In the two decades between 1980 and 2000, the population of Louisiana grew by just over five percent to 4.5 million. During this time, 700 asbestos related deaths were recorded, including those caused by both asbestosis and mesothelioma. Louisiana is located at the junction of two Gulf Cost major waterways. This has resulted in flourishing maritime industries as well as oil drilling and oil refining. The state additionally boasts eight major power generation plants.  Employees of these three industries are known to experience high levels of exposure to asbestos fibers. In some cases the exposure is unintentional, while in others willful negligence has been determined as playing a significant role. The fate of shipbuilders in this area was most likely sealed by a tragic fire aboard a cruise ship off of the coast of New Jersey. Following this 1935 incident, asbestos became routinely used in the construction of ships and other sea-faring vessels. As a result of this change, Navy veterans and shipyard workers generally have the highest likelihood for contracting asbestos related illnesses. The fire-resistant properties of asbestos proved useful throughout Louisiana's history for more than just ship builders. It was at one time frequently implemented on the construction sites of power generation facilities. Monokote, a spray-on fireproof coating, was reported as being free of asbestos when in actuality it contained as much as 12% of the harmful substance. Used routinely in the past to coat pipe fittings, steam generators and conduits, this product was later marketed as being free of asbestos though it still contained 1% of the substance. As a result of numerous lawsuits against the manufacturer of this product, W.R. Grace, company officials filed for Chapter 11 Bankruptcy protection. The excessive flammability of oil, existent even when in its crude form, has made asbestos a common staple in drilling facilities and refineries. Much of the exposure that employees face can often come from the protective gear purported to promote onsite safety. Fireproof gloves, jackets and other equipment designed to protect workers from hazardous environments has been known to release asbestos fibers into the air as the items become aged and worn. In addition numerous Louisiana cement plants used amphibole asbestos as an alternative to chrysotile asbestos. In these locations workers have experienced significantly elevated cancer rates.
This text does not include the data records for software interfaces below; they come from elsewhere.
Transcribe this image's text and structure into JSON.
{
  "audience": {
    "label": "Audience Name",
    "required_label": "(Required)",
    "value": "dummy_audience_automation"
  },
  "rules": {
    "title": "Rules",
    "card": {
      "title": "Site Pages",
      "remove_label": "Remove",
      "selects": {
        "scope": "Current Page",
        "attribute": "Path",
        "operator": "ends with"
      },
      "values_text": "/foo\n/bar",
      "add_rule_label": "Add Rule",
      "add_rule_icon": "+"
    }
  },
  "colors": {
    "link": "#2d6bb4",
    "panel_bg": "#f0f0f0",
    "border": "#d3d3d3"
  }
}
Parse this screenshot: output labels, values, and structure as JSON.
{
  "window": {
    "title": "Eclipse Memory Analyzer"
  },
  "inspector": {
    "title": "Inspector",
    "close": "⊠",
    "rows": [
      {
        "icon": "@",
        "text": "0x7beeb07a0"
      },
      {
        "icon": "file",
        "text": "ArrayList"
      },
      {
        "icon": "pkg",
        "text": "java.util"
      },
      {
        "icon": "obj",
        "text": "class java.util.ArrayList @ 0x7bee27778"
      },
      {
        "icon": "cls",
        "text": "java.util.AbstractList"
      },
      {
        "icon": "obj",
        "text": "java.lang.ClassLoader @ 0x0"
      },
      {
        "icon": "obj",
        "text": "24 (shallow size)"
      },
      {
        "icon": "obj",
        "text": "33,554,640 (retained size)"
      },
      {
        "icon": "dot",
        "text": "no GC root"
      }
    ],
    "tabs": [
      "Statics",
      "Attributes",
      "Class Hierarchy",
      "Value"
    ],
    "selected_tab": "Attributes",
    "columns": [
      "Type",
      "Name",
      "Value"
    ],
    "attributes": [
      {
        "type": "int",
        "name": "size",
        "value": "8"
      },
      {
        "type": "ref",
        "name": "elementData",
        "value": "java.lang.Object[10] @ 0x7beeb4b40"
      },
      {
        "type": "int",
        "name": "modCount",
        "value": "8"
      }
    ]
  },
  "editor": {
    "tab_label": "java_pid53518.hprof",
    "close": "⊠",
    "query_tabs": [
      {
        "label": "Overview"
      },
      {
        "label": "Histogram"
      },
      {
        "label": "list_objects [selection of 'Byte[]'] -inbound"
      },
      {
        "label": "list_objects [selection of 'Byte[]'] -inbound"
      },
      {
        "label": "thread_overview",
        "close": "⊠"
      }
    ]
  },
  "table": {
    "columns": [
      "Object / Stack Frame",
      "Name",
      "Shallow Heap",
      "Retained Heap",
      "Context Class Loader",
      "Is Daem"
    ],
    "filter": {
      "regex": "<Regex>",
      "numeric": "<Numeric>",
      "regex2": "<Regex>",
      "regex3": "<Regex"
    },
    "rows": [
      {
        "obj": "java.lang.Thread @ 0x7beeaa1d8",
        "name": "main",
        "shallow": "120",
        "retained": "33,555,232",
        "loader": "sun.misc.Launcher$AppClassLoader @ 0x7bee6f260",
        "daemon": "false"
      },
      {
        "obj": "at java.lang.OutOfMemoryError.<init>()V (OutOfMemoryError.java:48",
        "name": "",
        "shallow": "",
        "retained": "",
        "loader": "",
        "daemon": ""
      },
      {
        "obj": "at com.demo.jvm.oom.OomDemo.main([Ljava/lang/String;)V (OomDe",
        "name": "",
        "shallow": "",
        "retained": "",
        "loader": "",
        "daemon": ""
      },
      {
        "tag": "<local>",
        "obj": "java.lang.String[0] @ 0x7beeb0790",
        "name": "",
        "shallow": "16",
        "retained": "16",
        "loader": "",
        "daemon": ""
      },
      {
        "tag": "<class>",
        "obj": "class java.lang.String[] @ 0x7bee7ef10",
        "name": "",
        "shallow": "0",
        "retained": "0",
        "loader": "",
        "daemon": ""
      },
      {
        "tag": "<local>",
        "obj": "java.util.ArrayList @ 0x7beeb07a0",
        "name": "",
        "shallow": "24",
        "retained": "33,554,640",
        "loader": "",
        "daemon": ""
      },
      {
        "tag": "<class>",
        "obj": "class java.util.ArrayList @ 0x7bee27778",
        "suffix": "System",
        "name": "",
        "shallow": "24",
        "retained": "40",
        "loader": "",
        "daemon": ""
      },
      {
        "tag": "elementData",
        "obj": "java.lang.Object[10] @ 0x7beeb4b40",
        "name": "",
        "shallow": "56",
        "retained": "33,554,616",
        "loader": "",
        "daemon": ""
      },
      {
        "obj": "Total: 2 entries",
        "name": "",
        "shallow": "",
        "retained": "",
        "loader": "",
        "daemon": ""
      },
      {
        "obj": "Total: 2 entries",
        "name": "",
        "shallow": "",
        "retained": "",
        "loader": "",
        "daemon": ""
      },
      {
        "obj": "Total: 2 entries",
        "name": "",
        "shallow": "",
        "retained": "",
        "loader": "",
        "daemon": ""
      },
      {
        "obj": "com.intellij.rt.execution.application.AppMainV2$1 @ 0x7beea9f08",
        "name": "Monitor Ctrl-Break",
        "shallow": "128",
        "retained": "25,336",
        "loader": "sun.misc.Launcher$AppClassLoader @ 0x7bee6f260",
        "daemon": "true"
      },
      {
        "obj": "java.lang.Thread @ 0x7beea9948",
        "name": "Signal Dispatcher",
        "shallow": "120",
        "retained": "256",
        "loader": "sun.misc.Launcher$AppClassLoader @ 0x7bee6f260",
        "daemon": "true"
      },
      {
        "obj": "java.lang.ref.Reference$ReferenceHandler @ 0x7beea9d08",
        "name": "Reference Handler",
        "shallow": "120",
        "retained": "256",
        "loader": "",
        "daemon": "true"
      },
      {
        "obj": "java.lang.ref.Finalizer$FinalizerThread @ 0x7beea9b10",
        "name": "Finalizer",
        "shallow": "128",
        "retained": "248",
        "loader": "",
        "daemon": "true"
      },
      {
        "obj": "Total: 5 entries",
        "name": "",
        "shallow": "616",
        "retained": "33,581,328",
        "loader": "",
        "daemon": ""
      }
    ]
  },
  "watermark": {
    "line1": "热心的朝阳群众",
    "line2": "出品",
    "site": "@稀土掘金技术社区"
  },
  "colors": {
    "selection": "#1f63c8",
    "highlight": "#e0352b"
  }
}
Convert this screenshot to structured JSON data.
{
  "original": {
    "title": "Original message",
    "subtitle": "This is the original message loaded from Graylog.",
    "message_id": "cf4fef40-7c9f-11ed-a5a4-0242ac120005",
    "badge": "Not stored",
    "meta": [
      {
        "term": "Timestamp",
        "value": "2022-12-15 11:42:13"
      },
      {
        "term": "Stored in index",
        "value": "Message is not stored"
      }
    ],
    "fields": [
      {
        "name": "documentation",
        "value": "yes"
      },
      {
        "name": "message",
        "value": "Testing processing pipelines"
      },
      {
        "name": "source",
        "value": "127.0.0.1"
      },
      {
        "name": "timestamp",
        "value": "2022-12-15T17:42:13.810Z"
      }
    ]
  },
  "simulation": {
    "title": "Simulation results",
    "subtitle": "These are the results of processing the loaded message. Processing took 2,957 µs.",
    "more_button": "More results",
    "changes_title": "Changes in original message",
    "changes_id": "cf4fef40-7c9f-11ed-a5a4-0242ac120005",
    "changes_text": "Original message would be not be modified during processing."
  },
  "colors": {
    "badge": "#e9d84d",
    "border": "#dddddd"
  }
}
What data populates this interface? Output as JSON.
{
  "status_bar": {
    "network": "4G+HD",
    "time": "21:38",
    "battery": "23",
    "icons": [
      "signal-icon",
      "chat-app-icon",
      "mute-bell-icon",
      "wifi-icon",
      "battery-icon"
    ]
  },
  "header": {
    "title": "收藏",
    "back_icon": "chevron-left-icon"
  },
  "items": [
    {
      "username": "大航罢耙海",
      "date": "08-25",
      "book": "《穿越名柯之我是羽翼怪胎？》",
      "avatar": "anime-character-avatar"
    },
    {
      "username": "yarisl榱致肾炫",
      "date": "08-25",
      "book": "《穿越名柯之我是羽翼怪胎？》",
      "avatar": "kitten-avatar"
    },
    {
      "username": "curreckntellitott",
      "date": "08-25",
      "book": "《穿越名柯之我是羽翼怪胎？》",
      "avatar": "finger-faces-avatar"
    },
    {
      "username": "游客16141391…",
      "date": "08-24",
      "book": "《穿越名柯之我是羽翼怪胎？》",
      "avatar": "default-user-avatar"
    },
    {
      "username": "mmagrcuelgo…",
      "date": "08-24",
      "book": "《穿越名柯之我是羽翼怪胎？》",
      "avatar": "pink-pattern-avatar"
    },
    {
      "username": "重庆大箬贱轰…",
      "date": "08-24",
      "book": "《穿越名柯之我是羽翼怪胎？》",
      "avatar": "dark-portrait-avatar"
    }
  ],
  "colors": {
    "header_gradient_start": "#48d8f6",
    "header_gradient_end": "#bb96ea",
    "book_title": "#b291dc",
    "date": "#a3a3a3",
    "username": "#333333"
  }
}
Statistically, Louisiana’s rates for asbestos related deaths are unusual in comparison to the numbers for other locations.  Almost identical numbers of patients died from asbestosis as from mesothelioma.  While asbestosis is the more commonly-diagnosed disease, mesothelioma is far deadlier, making the nearly equivalent rates of death in Louisiana unusual.